September 1, 2023 | 12:00am
For 2nd straight month
MANILA, Philippines — Short-term investment flows remained positive for the second straight month, surging to $962.04 million in July, following June’s $280,000, according to the Bangko Sentral ng Pilipinas (BSP).
Despite the strong inflow in July, latest data released by the central bank showed the net inflow of foreign investments registered with the BSP through authorized agent banks plunged by 76.6 percent to $157.77 million from January to July this year compared to the net inflow of $675.15 million in the same period last year.
The foreign portfolio investments are also known as hot money or speculative funds, as these flow regularly between financial markets as investors attempt to ensure they get the highest short-term interest rates possible.
For the month of July alone, the net inflow reversed the $103.14-million net outflow recorded in the same month last year.
The inflow of hot money surged by 131.6 percent to $1.57 billion in July from a year-ago level of $680.73 million.
A majority or 63.2 percent of registered investments were in peso government securities amounting to $996 million.
On the other hand, about 36.8 percent or $580 million were invested in securities listed on the Philippine Stock Exchange (PSE), particularly banks, property, food, beverage and tobacco, holding firms as well as transportation services.
On the other hand, the outflow of hot money or speculative funds fell by 21.6 percent to $614.48 million from $783.87 million. The US remained the top destination of outflows, receiving 65 percent or P400 million.

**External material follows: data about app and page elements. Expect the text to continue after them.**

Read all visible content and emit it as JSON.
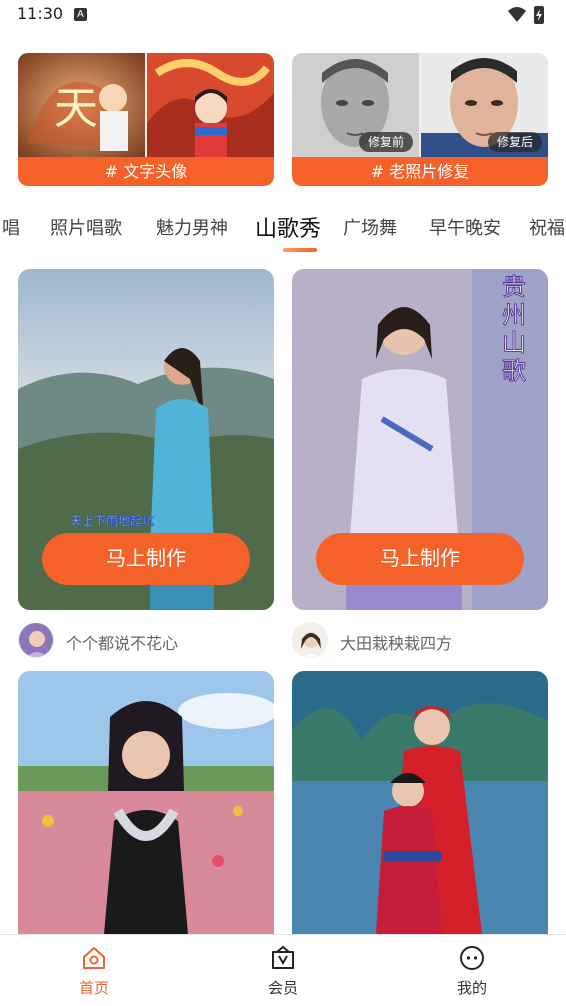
{
  "status_bar": {
    "time": "11:30",
    "notification_icon": "A"
  },
  "features": [
    {
      "tag": "# 文字头像"
    },
    {
      "tag": "# 老照片修复",
      "before_label": "修复前",
      "after_label": "修复后"
    }
  ],
  "tabs": [
    {
      "label": "唱"
    },
    {
      "label": "照片唱歌"
    },
    {
      "label": "魅力男神"
    },
    {
      "label": "山歌秀",
      "active": true
    },
    {
      "label": "广场舞"
    },
    {
      "label": "早午晚安"
    },
    {
      "label": "祝福"
    }
  ],
  "videos": [
    {
      "button": "马上制作",
      "caption": "天上下雨地起坑",
      "author": "个个都说不花心"
    },
    {
      "button": "马上制作",
      "overlay_text": "贵州山歌",
      "author": "大田栽秧栽四方"
    },
    {
      "author": ""
    },
    {
      "author": ""
    }
  ],
  "nav": [
    {
      "label": "首页",
      "icon": "home-icon",
      "active": true
    },
    {
      "label": "会员",
      "icon": "vip-bag-icon"
    },
    {
      "label": "我的",
      "icon": "profile-face-icon"
    }
  ],
  "colors": {
    "accent": "#f4622a",
    "text_primary": "#222222",
    "text_secondary": "#666666"
  }
}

China Bank chief economist Domini Velasquez said the net inflow in July was supported by increased interest in the country due to various reforms, such as the passage of the Maharlika Investment Fund, as well as the proposed green lanes for investments.
Velasquez also noted that headline and core inflation in the US substantially slowed amid another 25-basis-point hike by the US Federal Reserve last July.
“These information likely encouraged investors to flock to emerging markets like the Philippines. Moving forward though, we expect hot money to remain weak due to very thin interest rate band with the Fed, and live possibility of further rate hikes domestically and abroad,” Velasquez said.
For the January to July period, the gross inflow of speculative funds declined by 11.4 percent to P6.96 billion from $7.86 billion in the same period last year, while the gross outflow slipped by 5.4 percent to $6.8 billion from $7.19 billion.
Michael Ricafort, chief economist at Rizal Commercial Banking Corp., said the full reopening of the economy continues to boost the growth for services and manufacturing activities.
“Manufacturing and other production activities are expected to pick up in the third quarter due to the seasonal increase in importation, manufacturing, and other production activities, all in preparation for the seasonal increase, if not, the peak in demand and sales during the Christmas season,” Ricafort said.
The Philippines registered a net inflow of hot money amounting to $1 billion last year, reversing the net outflow of $2.4 billion in 2021 amid the impact of the COVID-19 pandemic.
The BSP sees a hot money net inflow of $2.5 billion this year and $3.5 billion next year.